When she did, it just so happened that the Coldest Night of the Year was about to occur, and Smith saw a lot of potential in the event as an annual fundraiser.
“In Collingwood, we’re so ferociously obsessed with physical challenge, there is so much athleticism and people who love the outdoors here,” said Smith. “I also thought it would be great for families as well.”
So she got involved with the fundraiser and assists any other type of communication the charity needs support with throughout the year.
“I think there is this misconception that we don’t have homelessness here,” said Smith. “And it’s a challenge for the organization because they call it the ‘Hidden Homeless.’ You don’t always see them.”
Smith also said now more than ever, after two years of the pandemic, it’s important for people to come together in any way they can.
“Volunteering and giving back can actually feel really good, it’s a really great boost and a bit of an intrinsic reward to be able to help others,” said Smith.
Last year the event shifted to a virtual walk, which saw tremendous success in participation and funds raised, ranking Collingwood fourth overall across Canada.
This year, with a goal of raising $125,000 set, Home Horizon’s mission is to extend its reach in the community to help as many youth as they can. So far, of the 167 charities participating across the country, Home Horizon has secured a spot in the top five and hopes to keep climbing.
“The reason that we are able to rank so high is simple.
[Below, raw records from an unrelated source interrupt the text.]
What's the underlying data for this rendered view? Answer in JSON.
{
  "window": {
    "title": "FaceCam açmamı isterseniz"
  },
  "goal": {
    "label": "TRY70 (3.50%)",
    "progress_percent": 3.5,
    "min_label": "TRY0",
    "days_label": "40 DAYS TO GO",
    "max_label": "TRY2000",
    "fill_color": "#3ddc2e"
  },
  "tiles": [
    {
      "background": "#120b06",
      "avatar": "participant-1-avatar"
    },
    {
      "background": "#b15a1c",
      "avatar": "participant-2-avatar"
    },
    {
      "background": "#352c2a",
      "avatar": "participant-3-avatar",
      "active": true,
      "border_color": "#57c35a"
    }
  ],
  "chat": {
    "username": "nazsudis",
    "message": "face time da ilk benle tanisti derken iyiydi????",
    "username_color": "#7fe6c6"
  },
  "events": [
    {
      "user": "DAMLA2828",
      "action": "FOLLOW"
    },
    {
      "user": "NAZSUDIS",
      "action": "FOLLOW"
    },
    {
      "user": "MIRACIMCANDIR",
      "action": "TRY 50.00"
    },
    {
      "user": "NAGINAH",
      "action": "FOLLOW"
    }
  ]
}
We live in a community that cares deeply about the well-being of others,” said Smith. “To me, that’s such a huge achievement and a huge attribute to how the community has gotten together to support this.”
For more information or to register, visit cnoy.org/collingwood.